Cervical Cancer Awareness Month Information on Cervical Cancer[media url=”http://www.youtube.com/watch?v=w36X9ggBNe4″ width=”600″ height=”400″]
Cervicitis is characterized by the irritation and inflammation of the cervix, which is the opening to the uterus.
Cervicitis may occur as a result of a sexually transmitted infection, most commonly, gonorrhea and chlamydia. Genital herpes and trichomnoniasis may also cause cervicitis in some cases. Sometimes, cervicitis may not occur due to infection, but from trauma, exposure to chemicals and frequent douching.
Signs and symptoms
Usually cervicitis does not cause any symptoms at all however; some women may experience vaginal itching, pain during intercourse, bloody vaginal discharge, vaginal spotting or vaginal bleeding typically after intercourse, in between monthly periods.
If the urethra becomes infected as well, a burning sensation may be felt during urination and women may experience a frequent urge to urinate as well.

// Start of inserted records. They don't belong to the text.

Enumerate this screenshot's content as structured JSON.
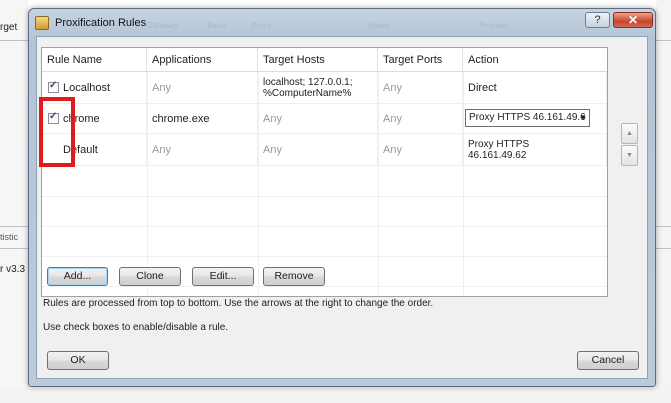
{
  "background": {
    "left_fragments": [
      "rget",
      "tistic",
      "r v3.3"
    ]
  },
  "window": {
    "title": "Proxification Rules",
    "ghost_tabs": [
      "Gateway",
      "Base",
      "Proxy",
      "Speed",
      "Process"
    ],
    "help_label": "?",
    "close_label": "✕"
  },
  "rules": {
    "columns": [
      "Rule Name",
      "Applications",
      "Target Hosts",
      "Target Ports",
      "Action"
    ],
    "rows": [
      {
        "name": "Localhost",
        "checked": true,
        "applications": "Any",
        "hosts_line1": "localhost; 127.0.0.1;",
        "hosts_line2": "%ComputerName%",
        "ports": "Any",
        "action": "Direct"
      },
      {
        "name": "chrome",
        "checked": true,
        "applications": "chrome.exe",
        "hosts_line1": "Any",
        "ports": "Any",
        "action": "Proxy HTTPS 46.161.49.6"
      },
      {
        "name": "Default",
        "applications": "Any",
        "hosts_line1": "Any",
        "ports": "Any",
        "action_line1": "Proxy HTTPS",
        "action_line2": "46.161.49.62"
      }
    ]
  },
  "scroll": {
    "up_icon": "▲",
    "down_icon": "▼"
  },
  "buttons": {
    "add": "Add...",
    "clone": "Clone",
    "edit": "Edit...",
    "remove": "Remove",
    "ok": "OK",
    "cancel": "Cancel"
  },
  "info": {
    "line1": "Rules are processed from top to bottom. Use the arrows at the right to change the order.",
    "line2": "Use check boxes to enable/disable a rule."
  },
  "colors": {
    "highlight": "#e01b1b",
    "close": "#c8452f",
    "frame": "#b4c4d6"
  }
}
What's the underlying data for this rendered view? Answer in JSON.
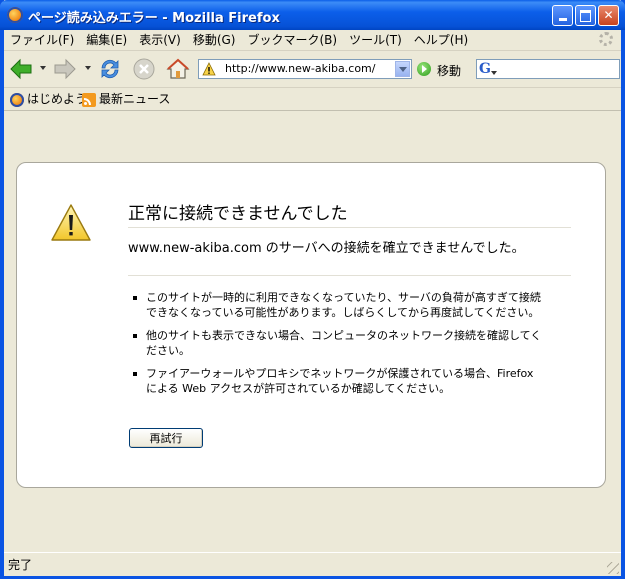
{
  "window": {
    "title": "ページ読み込みエラー - Mozilla Firefox"
  },
  "menu": {
    "items": [
      {
        "label": "ファイル(F)"
      },
      {
        "label": "編集(E)"
      },
      {
        "label": "表示(V)"
      },
      {
        "label": "移動(G)"
      },
      {
        "label": "ブックマーク(B)"
      },
      {
        "label": "ツール(T)"
      },
      {
        "label": "ヘルプ(H)"
      }
    ]
  },
  "nav": {
    "url": "http://www.new-akiba.com/",
    "go_label": "移動",
    "search_engine": "G",
    "search_value": ""
  },
  "bookmarks": {
    "items": [
      {
        "label": "はじめよう",
        "icon": "firefox-icon"
      },
      {
        "label": "最新ニュース",
        "icon": "rss-icon"
      }
    ]
  },
  "error": {
    "title": "正常に接続できませんでした",
    "description": "www.new-akiba.com のサーバへの接続を確立できませんでした。",
    "bullets": [
      "このサイトが一時的に利用できなくなっていたり、サーバの負荷が高すぎて接続できなくなっている可能性があります。しばらくしてから再度試してください。",
      "他のサイトも表示できない場合、コンピュータのネットワーク接続を確認してください。",
      "ファイアーウォールやプロキシでネットワークが保護されている場合、Firefox による Web アクセスが許可されているか確認してください。"
    ],
    "retry_label": "再試行"
  },
  "status": {
    "text": "完了"
  },
  "colors": {
    "titlebar": "#0a5ee8",
    "chrome": "#ece9d8",
    "warning": "#f7d34a"
  }
}
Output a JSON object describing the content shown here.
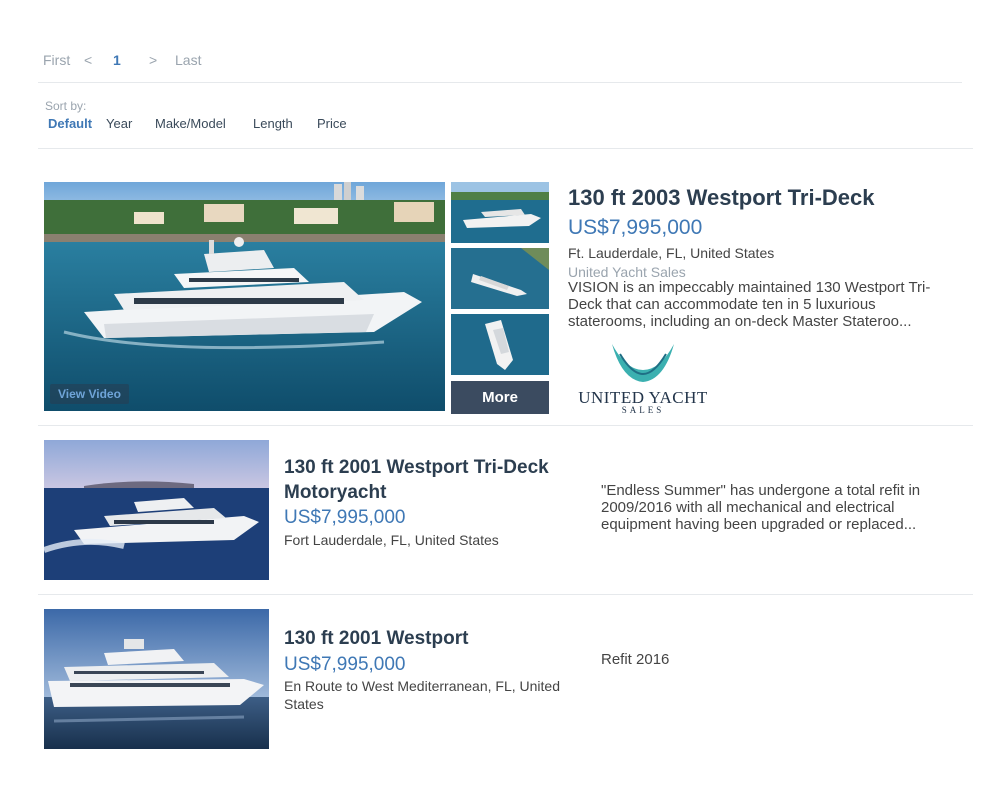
{
  "pagination": {
    "first": "First",
    "prev": "<",
    "current": "1",
    "next": ">",
    "last": "Last"
  },
  "sort": {
    "label": "Sort by:",
    "options": [
      "Default",
      "Year",
      "Make/Model",
      "Length",
      "Price"
    ],
    "active": "Default"
  },
  "featured": {
    "title": "130 ft 2003 Westport Tri-Deck",
    "price": "US$7,995,000",
    "location": "Ft. Lauderdale, FL, United States",
    "broker": "United Yacht Sales",
    "description": "VISION is an impeccably maintained 130 Westport Tri-Deck that can accommodate ten in 5 luxurious staterooms, including an on-deck Master Stateroo...",
    "video_label": "View Video",
    "more_label": "More",
    "logo": {
      "name": "UNITED YACHT",
      "sub": "SALES",
      "color": "#3bb0b0"
    }
  },
  "listings": [
    {
      "title": "130 ft 2001 Westport Tri-Deck Motoryacht",
      "price": "US$7,995,000",
      "location": "Fort Lauderdale, FL, United States",
      "description": "\"Endless Summer\" has undergone a total refit in 2009/2016 with all mechanical and electrical equipment having been upgraded or replaced..."
    },
    {
      "title": "130 ft 2001 Westport",
      "price": "US$7,995,000",
      "location": "En Route to West Mediterranean, FL, United States",
      "description": "Refit 2016"
    }
  ],
  "colors": {
    "accent": "#3f78b5",
    "button": "#3b4b60",
    "text": "#2c3e50"
  }
}
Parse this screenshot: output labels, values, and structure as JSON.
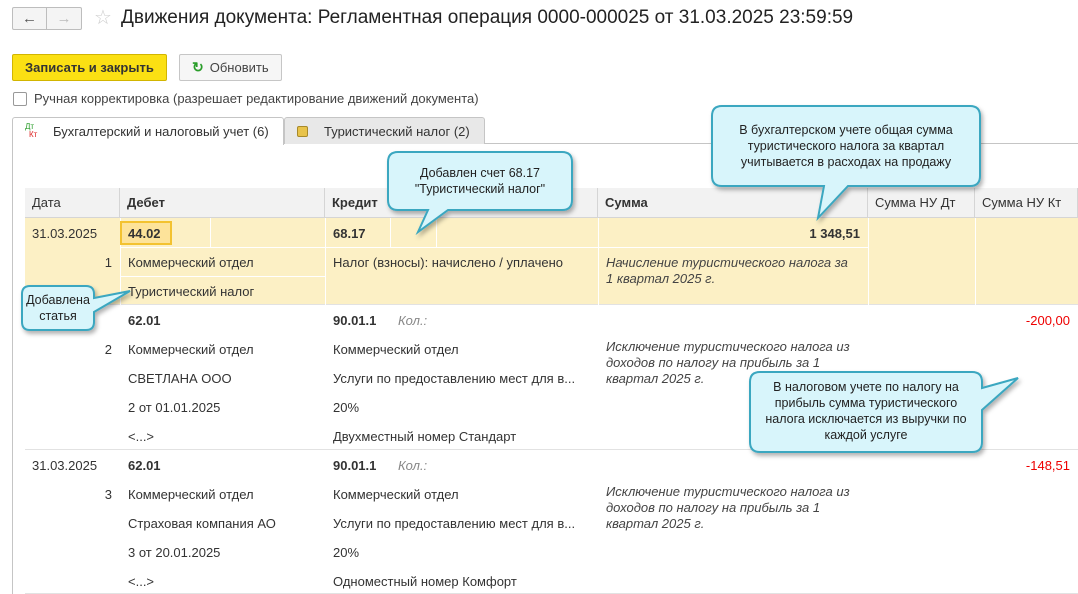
{
  "header": {
    "title": "Движения документа: Регламентная операция 0000-000025 от 31.03.2025 23:59:59",
    "back_icon": "arrow-left-icon",
    "forward_icon": "arrow-right-icon",
    "favorite_icon": "star-icon"
  },
  "toolbar": {
    "save_close_label": "Записать и закрыть",
    "refresh_label": "Обновить"
  },
  "manual_edit": {
    "label": "Ручная корректировка (разрешает редактирование движений документа)",
    "checked": false
  },
  "tabs": [
    {
      "icon_text_top": "Дт",
      "icon_text_bottom": "Кт",
      "label": "Бухгалтерский и налоговый учет (6)",
      "active": true
    },
    {
      "icon": "coins-icon",
      "label": "Туристический налог (2)",
      "active": false
    }
  ],
  "table": {
    "columns": [
      "Дата",
      "Дебет",
      "Кредит",
      "Сумма",
      "Сумма НУ Дт",
      "Сумма НУ Кт"
    ],
    "rows": [
      {
        "date": "31.03.2025",
        "num": "1",
        "debit": [
          "44.02",
          "Коммерческий отдел",
          "Туристический налог"
        ],
        "credit": [
          "68.17",
          "Налог (взносы): начислено / уплачено"
        ],
        "qty_label": "",
        "sum": "1 348,51",
        "comment": [
          "Начисление туристического налога за",
          "1 квартал 2025 г."
        ],
        "nu_dt": "",
        "nu_kt": "",
        "selected": true
      },
      {
        "date": "",
        "num": "2",
        "debit": [
          "62.01",
          "Коммерческий отдел",
          "СВЕТЛАНА ООО",
          "2 от 01.01.2025",
          "<...>"
        ],
        "credit": [
          "90.01.1",
          "Коммерческий отдел",
          "Услуги по предоставлению мест для в...",
          "20%",
          "Двухместный номер Стандарт"
        ],
        "qty_label": "Кол.:",
        "sum": "",
        "comment": [
          "Исключение туристического налога из",
          "доходов по налогу на прибыль за 1",
          "квартал 2025 г."
        ],
        "nu_dt": "",
        "nu_kt": "-200,00"
      },
      {
        "date": "31.03.2025",
        "num": "3",
        "debit": [
          "62.01",
          "Коммерческий отдел",
          "Страховая компания АО",
          "3 от 20.01.2025",
          "<...>"
        ],
        "credit": [
          "90.01.1",
          "Коммерческий отдел",
          "Услуги по предоставлению мест для в...",
          "20%",
          "Одноместный номер Комфорт"
        ],
        "qty_label": "Кол.:",
        "sum": "",
        "comment": [
          "Исключение туристического налога из",
          "доходов по налогу на прибыль за 1",
          "квартал 2025 г."
        ],
        "nu_dt": "",
        "nu_kt": "-148,51"
      }
    ]
  },
  "callouts": [
    {
      "lines": [
        "Добавлен счет 68.17",
        "\"Туристический налог\""
      ]
    },
    {
      "lines": [
        "В бухгалтерском учете общая сумма",
        "туристического налога за квартал",
        "учитывается в расходах на продажу"
      ]
    },
    {
      "lines": [
        "Добавлена",
        "статья"
      ]
    },
    {
      "lines": [
        "В налоговом учете по налогу на",
        "прибыль сумма туристического",
        "налога исключается из выручки по",
        "каждой услуге"
      ]
    }
  ],
  "colors": {
    "primary_button": "#fbe013",
    "selected_row": "#fcf0c5",
    "callout_fill": "#d8f5fb",
    "callout_border": "#3aa7c0",
    "negative": "#e00000"
  }
}
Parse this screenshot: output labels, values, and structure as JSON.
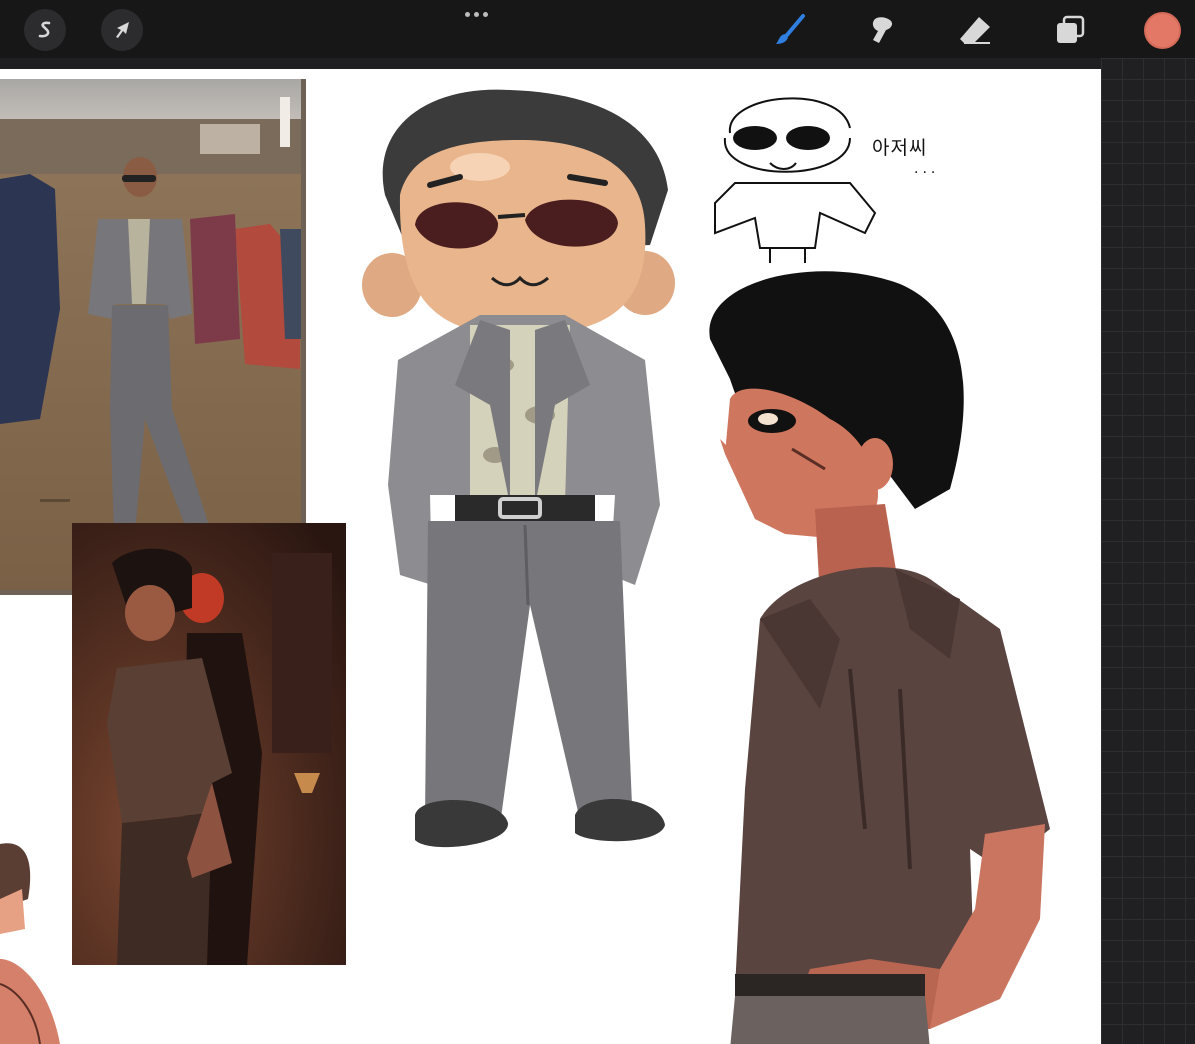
{
  "toolbar": {
    "actions_icon": "wrench-s-icon",
    "selection_icon": "arrow-cursor-icon",
    "more_icon": "ellipsis-icon",
    "brush_icon": "brush-icon",
    "smudge_icon": "smudge-icon",
    "eraser_icon": "eraser-icon",
    "layers_icon": "layers-icon",
    "color": "#e27865",
    "active_tool_color": "#2f7fe0"
  },
  "canvas": {
    "note_korean": "아저씨",
    "note_dots": "..."
  }
}
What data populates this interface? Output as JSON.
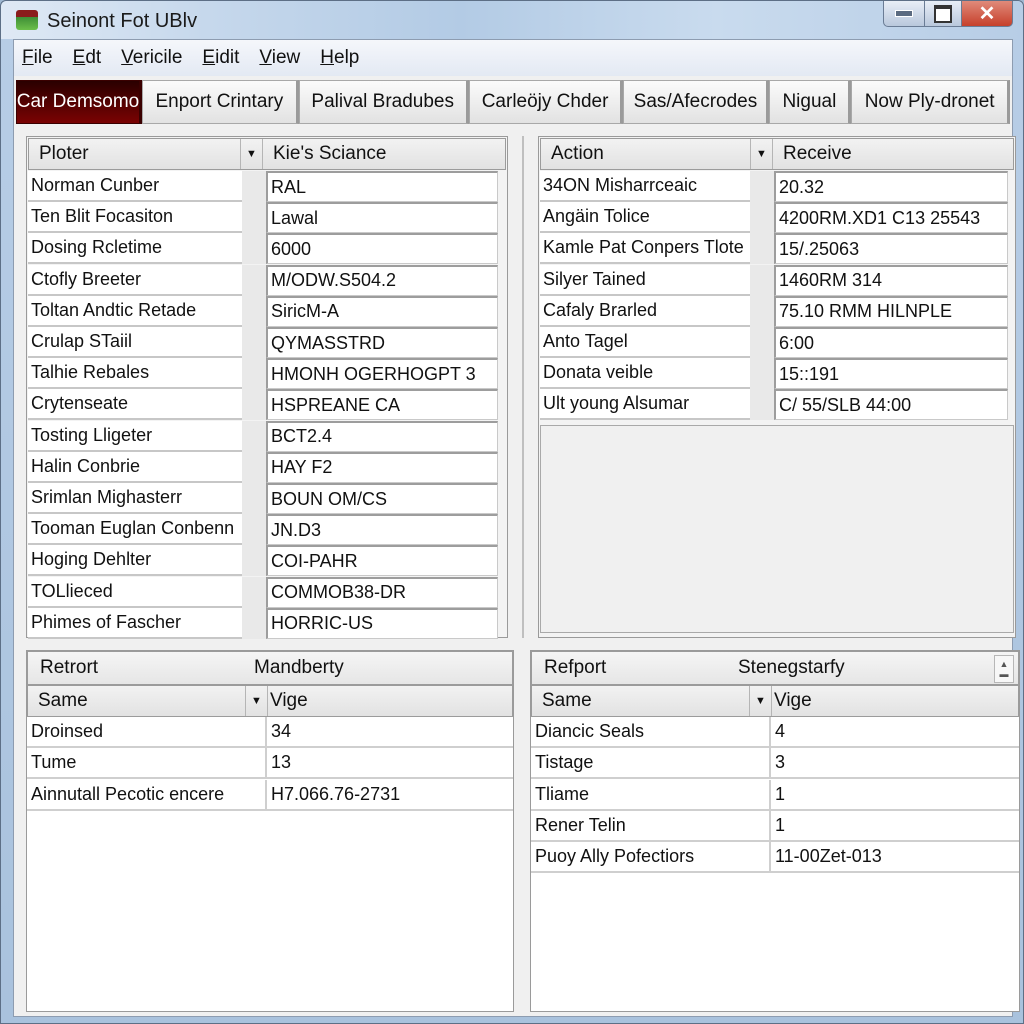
{
  "window": {
    "title": "Seinont Fot UBlv",
    "icons": {
      "app": "app-icon",
      "minimize": "minimize-icon",
      "maximize": "maximize-icon",
      "close": "close-icon"
    },
    "close_glyph": "✕"
  },
  "menu": [
    {
      "ul": "F",
      "rest": "ile"
    },
    {
      "ul": "E",
      "rest": "dt"
    },
    {
      "ul": "V",
      "rest": "ericile"
    },
    {
      "ul": "E",
      "rest": "idit"
    },
    {
      "ul": "V",
      "rest": "iew"
    },
    {
      "ul": "H",
      "rest": "elp"
    }
  ],
  "tabs": [
    {
      "label": "Car Demsomo",
      "active": true
    },
    {
      "label": "Enport Crintary"
    },
    {
      "label": "Palival Bradubes"
    },
    {
      "label": "Carleöjy Chder"
    },
    {
      "label": "Sas/Afecrodes"
    },
    {
      "label": "Nigual"
    },
    {
      "label": "Now Ply-dronet"
    }
  ],
  "left_grid": {
    "col1": "Ploter",
    "col2": "Kie's Sciance",
    "rows": [
      {
        "name": "Norman Cunber",
        "value": "RAL"
      },
      {
        "name": "Ten Blit Focasiton",
        "value": "Lawal"
      },
      {
        "name": "Dosing Rcletime",
        "value": "6000"
      },
      {
        "name": "Ctofly Breeter",
        "value": "M/ODW.S504.2"
      },
      {
        "name": "Toltan Andtic Retade",
        "value": "SiricM-A"
      },
      {
        "name": "Crulap STaiil",
        "value": "QYMASSTRD"
      },
      {
        "name": "Talhie Rebales",
        "value": "HMONH OGERHOGPT 3"
      },
      {
        "name": "Crytenseate",
        "value": "HSPREANE CA"
      },
      {
        "name": "Tosting Lligeter",
        "value": "BCT2.4"
      },
      {
        "name": "Halin Conbrie",
        "value": "HAY F2"
      },
      {
        "name": "Srimlan Mighasterr",
        "value": "BOUN OM/CS"
      },
      {
        "name": "Tooman Euglan Conbenn",
        "value": "JN.D3"
      },
      {
        "name": "Hoging Dehlter",
        "value": "COI-PAHR"
      },
      {
        "name": "TOLlieced",
        "value": "COMMOB38-DR"
      },
      {
        "name": "Phimes of Fascher",
        "value": "HORRIC-US"
      }
    ]
  },
  "right_grid": {
    "col1": "Action",
    "col2": "Receive",
    "rows": [
      {
        "name": "34ON Misharrceaic",
        "value": "20.32"
      },
      {
        "name": "Angäin Tolice",
        "value": "4200RM.XD1 C13 25543"
      },
      {
        "name": "Kamle Pat Conpers Tlote",
        "value": "15/.25063"
      },
      {
        "name": "Silyer Tained",
        "value": "1460RM 314"
      },
      {
        "name": "Cafaly Brarled",
        "value": "75.10 RMM HILNPLE"
      },
      {
        "name": "Anto Tagel",
        "value": "6:00"
      },
      {
        "name": "Donata veible",
        "value": "15::191"
      },
      {
        "name": "Ult young Alsumar",
        "value": "C/ 55/SLB 44:00"
      }
    ]
  },
  "report_left": {
    "title": "Retrort",
    "subtitle": "Mandberty",
    "col1": "Same",
    "col2": "Vige",
    "rows": [
      {
        "name": "Droinsed",
        "value": "34"
      },
      {
        "name": "Tume",
        "value": "13"
      },
      {
        "name": "Ainnutall Pecotic encere",
        "value": "H7.066.76-2731"
      }
    ]
  },
  "report_right": {
    "title": "Refport",
    "subtitle": "Stenegstarfy",
    "col1": "Same",
    "col2": "Vige",
    "rows": [
      {
        "name": "Diancic Seals",
        "value": "4"
      },
      {
        "name": "Tistage",
        "value": "3"
      },
      {
        "name": "Tliame",
        "value": "1"
      },
      {
        "name": "Rener Telin",
        "value": "1"
      },
      {
        "name": "Puoy Ally Pofectiors",
        "value": "11-00Zet-013"
      }
    ]
  },
  "glyphs": {
    "dropdown": "▼",
    "spin_up": "▲",
    "spin_down": "▬"
  },
  "colors": {
    "active_tab": "#6a0000",
    "close_button": "#c6402b"
  }
}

Cervicitis can also spread to the uterus, the ovaries and the fallopian tubes. This is called pelvic inflammatory disease and may cause symptoms such as fever or abdominal pain.
When to seek medical attention
If you experience the following, see a health care provider:
- Recurrent pain during sexual intercourse
- A new vaginal discharge
- A vaginal discharge which appears to be different in color
For symptoms such as abdominal pain or fever, immediate medical help should be sought.
Treatment depends on the type of infection the woman has. Risk factors for sexually transmitted infections and diseases, for example, unprotected sex, multiple or new sexual partners etc. may increase the likelihood of the person having an infection. Additionally, physical examination can also suggest that a person has cervicitis, after which, the person will be directed to begin treatment for the infection with antibiotics until test results return.
In case of bacterial infections, gonorrhea is often treated with antibiotic injections, whereas, antibiotics for chlamydia are most likely to be taken orally. If a person is allergic to the antibiotics prescribed, the doctor may prescribe an alternative.
For viral infections such as genital herpes, antiviral medications will be prescribed as antibiotics are only effective against bacterial infections. You may have to continue medication for the first ten days after contracting the infection. If genital herpes is recurrent, you can continue medication for three to five more days.
If you have a sexually transmitted disease, it is important that you notify your current sexual partner(s) about having a proper diagnosis and treatment with a health care professional.
Cervicitis that is causes as a result of trauma or an intrauterine device (IUD) can be treated with antibiotics that work against the bacteria causing the infection. The inflammation and irritation caused may take about a few weeks to resolve, therefore, it is important that you avoid sexual intercourse in the meantime to prevent symptoms from getting worse and heal properly.